The Neil Diamond Effect
At a recent (July 2015) Neil Diamond concert I watched him (we were seated up in the heavens at the 02) reach out and touch his fans in a way that emotionally connected with them…. though initially only those who were at stage level. I suspect those were his true fans, his core followers, who had bought tickets within minutes of them being on sale. They were up dancing from the kick-off. After some time and more great songs those on the elevated seats around the arena started to get off their seats and dance. It started slowly with only the first couple of rows dancing, this was followed up with a ripple effect until the majority of people in all the rows were up and dancing.
It was interesting to watch the engagement with his audience and how time, influence or maybe confidence took over and Mr Diamond had the majority of people on their feet.
Not getting the change you want
When a company looks to introduce a company-wide change, or a Manager looks to introduce a change within their department, the information is often broadcast to everyone from a static space, a lectern on a staged area, or around a table. The message is delivered; for some of the audience they would have heard the message before and be on board, I suspect these are the individuals who are at the front. For some they will have heard the message and be against the change or unsure of the change, they are possibly middle to back. For some they will have heard rumours and for some this will be completely new to them. For the Manager he may be thinking job done, message delivered.

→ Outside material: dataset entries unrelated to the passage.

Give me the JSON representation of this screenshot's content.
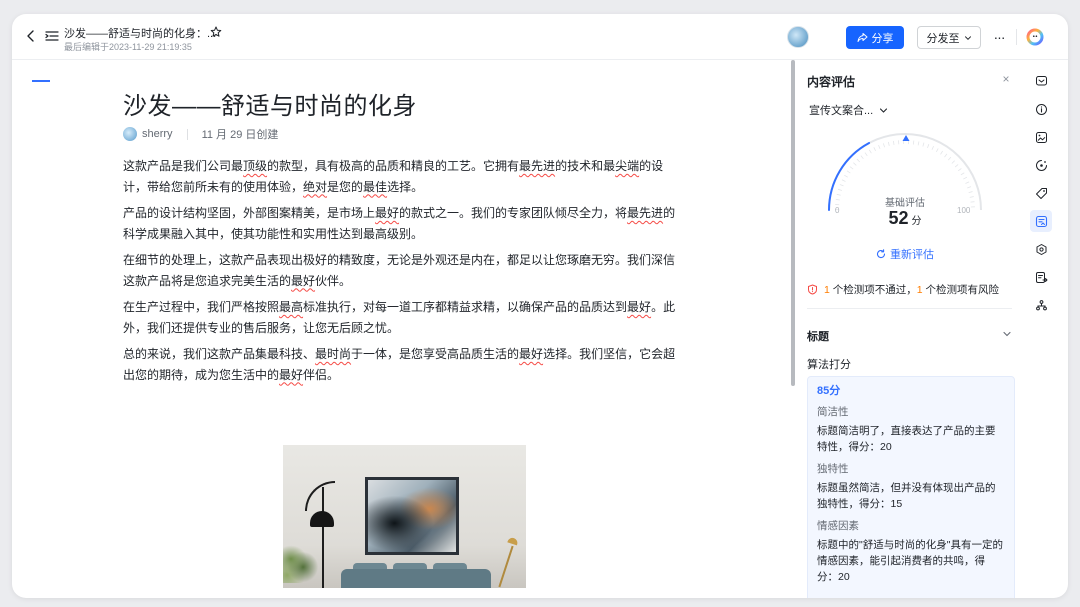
{
  "header": {
    "title": "沙发——舒适与时尚的化身：...",
    "subtitle": "最后编辑于2023-11-29 21:19:35",
    "share_label": "分享",
    "distribute_label": "分发至",
    "more_label": "···"
  },
  "doc": {
    "title": "沙发——舒适与时尚的化身",
    "author": "sherry",
    "created": "11 月 29 日创建",
    "paragraphs": [
      [
        {
          "t": "这款产品是我们公司最",
          "flag": false
        },
        {
          "t": "顶级",
          "flag": true
        },
        {
          "t": "的款型，具有极高的品质和精良的工艺。它拥有",
          "flag": false
        },
        {
          "t": "最先进",
          "flag": true
        },
        {
          "t": "的技术和最",
          "flag": false
        },
        {
          "t": "尖端",
          "flag": true
        },
        {
          "t": "的设计，带给您前所未有的使用体验，",
          "flag": false
        },
        {
          "t": "绝对",
          "flag": true
        },
        {
          "t": "是您的",
          "flag": false
        },
        {
          "t": "最佳",
          "flag": true
        },
        {
          "t": "选择。",
          "flag": false
        }
      ],
      [
        {
          "t": "产品的设计结构坚固，外部图案精美，是市场上",
          "flag": false
        },
        {
          "t": "最好",
          "flag": true
        },
        {
          "t": "的款式之一。我们的专家团队倾尽全力，将",
          "flag": false
        },
        {
          "t": "最先进",
          "flag": true
        },
        {
          "t": "的科学成果融入其中，使其功能性和实用性达到最高级别。",
          "flag": false
        }
      ],
      [
        {
          "t": "在细节的处理上，这款产品表现出极好的精致度，无论是外观还是内在，都足以让您琢磨无穷。我们深信这款产品将是您追求完美生活的",
          "flag": false
        },
        {
          "t": "最好",
          "flag": true
        },
        {
          "t": "伙伴。",
          "flag": false
        }
      ],
      [
        {
          "t": "在生产过程中，我们严格按照",
          "flag": false
        },
        {
          "t": "最高",
          "flag": true
        },
        {
          "t": "标准执行，对每一道工序都精益求精，以确保产品的品质达到",
          "flag": false
        },
        {
          "t": "最好",
          "flag": true
        },
        {
          "t": "。此外，我们还提供专业的售后服务，让您无后顾之忧。",
          "flag": false
        }
      ],
      [
        {
          "t": "总的来说，我们这款产品集最科技、",
          "flag": false
        },
        {
          "t": "最时尚",
          "flag": true
        },
        {
          "t": "于一体，是您享受高品质生活的",
          "flag": false
        },
        {
          "t": "最好",
          "flag": true
        },
        {
          "t": "选择。我们坚信，它会超出您的期待，成为您生活中的",
          "flag": false
        },
        {
          "t": "最好",
          "flag": true
        },
        {
          "t": "伴侣。",
          "flag": false
        }
      ]
    ]
  },
  "panel": {
    "title": "内容评估",
    "close_label": "×",
    "select_value": "宣传文案合...",
    "gauge": {
      "label": "基础评估",
      "value": 52,
      "unit": "分",
      "min_label": "0",
      "max_label": "100",
      "max": 100
    },
    "reevaluate_label": "重新评估",
    "warning": {
      "fail_count": "1",
      "fail_text": " 个检测项不通过，",
      "risk_count": "1",
      "risk_text": " 个检测项有风险"
    },
    "section_title": "标题",
    "algo_label": "算法打分",
    "card": {
      "score": "85分",
      "criteria": [
        {
          "name": "简洁性",
          "desc": "标题简洁明了，直接表达了产品的主要特性，得分：20"
        },
        {
          "name": "独特性",
          "desc": "标题虽然简洁，但并没有体现出产品的独特性，得分：15"
        },
        {
          "name": "情感因素",
          "desc": "标题中的\"舒适与时尚的化身\"具有一定的情感因素，能引起消费者的共鸣，得分：20"
        }
      ]
    }
  },
  "rail_icons": [
    "comment-icon",
    "info-icon",
    "image-icon",
    "palette-icon",
    "tag-icon",
    "evaluate-icon",
    "plugin-icon",
    "export-icon",
    "analytics-icon"
  ],
  "rail_active": "evaluate-icon",
  "colors": {
    "accent": "#3370ff",
    "share_button": "#1664ff",
    "flag_underline": "#f54a45",
    "warning_count": "#ff7d00",
    "gauge_track": "#e4e6e9"
  }
}
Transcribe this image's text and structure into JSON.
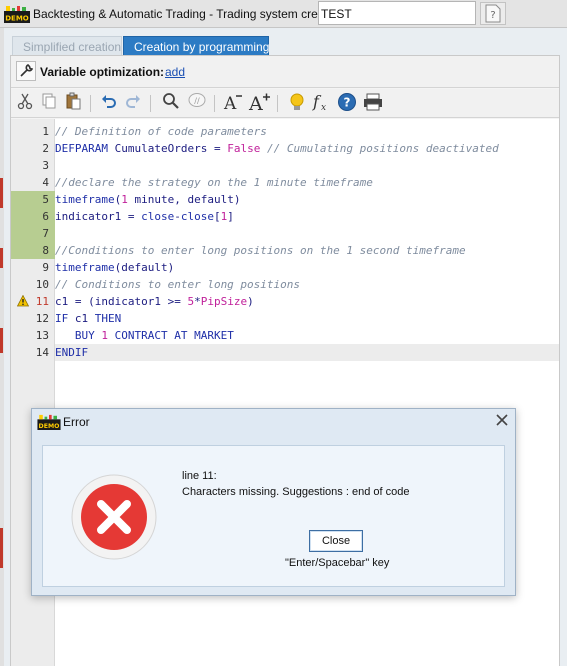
{
  "window": {
    "title": "Backtesting & Automatic Trading - Trading system creation",
    "name_value": "TEST",
    "logo_text": "DEMO"
  },
  "tabs": [
    {
      "label": "Simplified creation",
      "active": false
    },
    {
      "label": "Creation by programming",
      "active": true
    }
  ],
  "variable_optimization": {
    "label": "Variable optimization:",
    "add_link": "add"
  },
  "toolbar": {
    "icons": [
      "cut-icon",
      "copy-icon",
      "paste-icon",
      "undo-icon",
      "redo-icon",
      "search-icon",
      "comment-icon",
      "font-decrease-icon",
      "font-increase-icon",
      "bulb-icon",
      "function-icon",
      "help-icon",
      "print-icon"
    ]
  },
  "editor": {
    "lines": [
      {
        "n": "1",
        "parts": [
          [
            "c",
            "// Definition of code parameters"
          ]
        ]
      },
      {
        "n": "2",
        "parts": [
          [
            "k",
            "DEFPARAM "
          ],
          [
            "t",
            "CumulateOrders"
          ],
          [
            "t",
            " = "
          ],
          [
            "l",
            "False"
          ],
          [
            "c",
            " // Cumulating positions deactivated"
          ]
        ]
      },
      {
        "n": "3",
        "parts": []
      },
      {
        "n": "4",
        "parts": [
          [
            "c",
            "//declare the strategy on the 1 minute timeframe"
          ]
        ]
      },
      {
        "n": "5",
        "parts": [
          [
            "k",
            "timeframe"
          ],
          [
            "t",
            "("
          ],
          [
            "l",
            "1"
          ],
          [
            "t",
            " minute, default)"
          ]
        ]
      },
      {
        "n": "6",
        "parts": [
          [
            "t",
            "indicator1 = "
          ],
          [
            "k",
            "close"
          ],
          [
            "t",
            "-"
          ],
          [
            "k",
            "close"
          ],
          [
            "t",
            "["
          ],
          [
            "l",
            "1"
          ],
          [
            "t",
            "]"
          ]
        ]
      },
      {
        "n": "7",
        "parts": []
      },
      {
        "n": "8",
        "parts": [
          [
            "c",
            "//Conditions to enter long positions on the 1 second timeframe"
          ]
        ]
      },
      {
        "n": "9",
        "parts": [
          [
            "k",
            "timeframe"
          ],
          [
            "t",
            "(default)"
          ]
        ]
      },
      {
        "n": "10",
        "parts": [
          [
            "c",
            "// Conditions to enter long positions"
          ]
        ]
      },
      {
        "n": "11",
        "parts": [
          [
            "t",
            "c1 = (indicator1 >= "
          ],
          [
            "l",
            "5"
          ],
          [
            "t",
            "*"
          ],
          [
            "l",
            "PipSize"
          ],
          [
            "t",
            ")"
          ]
        ]
      },
      {
        "n": "12",
        "parts": [
          [
            "k",
            "IF"
          ],
          [
            "t",
            " c1 "
          ],
          [
            "k",
            "THEN"
          ]
        ]
      },
      {
        "n": "13",
        "parts": [
          [
            "t",
            "   "
          ],
          [
            "k",
            "BUY "
          ],
          [
            "l",
            "1"
          ],
          [
            "k",
            " CONTRACT AT MARKET"
          ]
        ]
      },
      {
        "n": "14",
        "parts": [
          [
            "k",
            "ENDIF"
          ]
        ]
      }
    ],
    "modified_lines": [
      5,
      6,
      7,
      8
    ],
    "warning_line": 11,
    "current_line": 14
  },
  "dialog": {
    "title": "Error",
    "line": "line 11:",
    "message": "Characters missing. Suggestions : end of code",
    "button_label": "Close",
    "hint": "\"Enter/Spacebar\" key"
  },
  "colors": {
    "tab_active": "#2c7bc4",
    "comment": "#7f8c9e",
    "keyword": "#1f2fa8",
    "literal": "#c0209a",
    "modified_gutter": "#b7cd91",
    "error_red": "#e53935"
  }
}
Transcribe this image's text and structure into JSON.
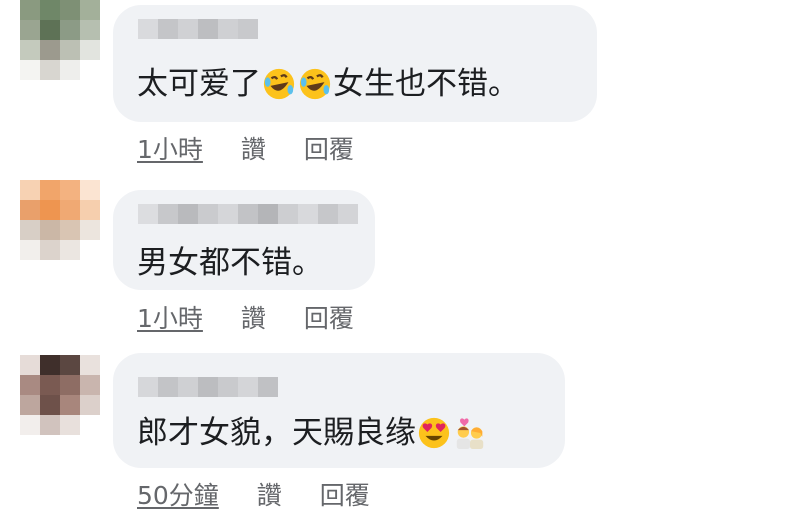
{
  "comments": [
    {
      "text": "太可爱了",
      "text_after": "女生也不错。",
      "emojis": [
        "rolling-on-floor-laughing",
        "rolling-on-floor-laughing"
      ],
      "time": "1小時",
      "like_label": "讚",
      "reply_label": "回覆"
    },
    {
      "text": "男女都不错。",
      "time": "1小時",
      "like_label": "讚",
      "reply_label": "回覆"
    },
    {
      "text": "郎才女貌，天賜良缘",
      "emojis": [
        "smiling-face-with-heart-eyes",
        "couple-with-heart"
      ],
      "time": "50分鐘",
      "like_label": "讚",
      "reply_label": "回覆"
    }
  ],
  "colors": {
    "bubble": "#f0f2f5",
    "text": "#1c1e21",
    "meta": "#65676b"
  }
}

Then there is wonderment why the transition isn’t happening or if it does happen it doesn’t happen successfully. Why is the change not successfully happening? Why is there little buy-in? Everyone heard what was said..
Using the analogy of the Neil Diamond concert, it is very apparent that in order to create any form of change, whether this be a company-wide, department change or even change for one person, Managers have to have a connection with difficult detractors as well as the easy adopters.
Many Managers will look to continue to court the early adopters of the change in the hope this trickles through to those who have not bought into the change. This approach does not work.
Seven steps to winning over your detractors:
- Have a communication plan that has a stepped approach to engaging with your
- Think about the environment where you are delivering the message. Get off the stage, step in front of the lectern, stand up and be seen.
- STOP telling your audience why it is great for the company; tell them what is in it for them.
- Allow people the opportunity to ask questions; do not take negative questions personally.
- Work with the converts to assist the detractors with questions at the time and following the broadcast.
- Do not be seen to be dodging, being dismissive or being annoyed with questions. You have had more time to digest the changes than your audience.
- Have an open communication channel for those who have questions following the broadcast.
Do not assume that you will get the majority buy in with the initial broadcast, change takes time.
You can’t please everyone all the time. Don’t try.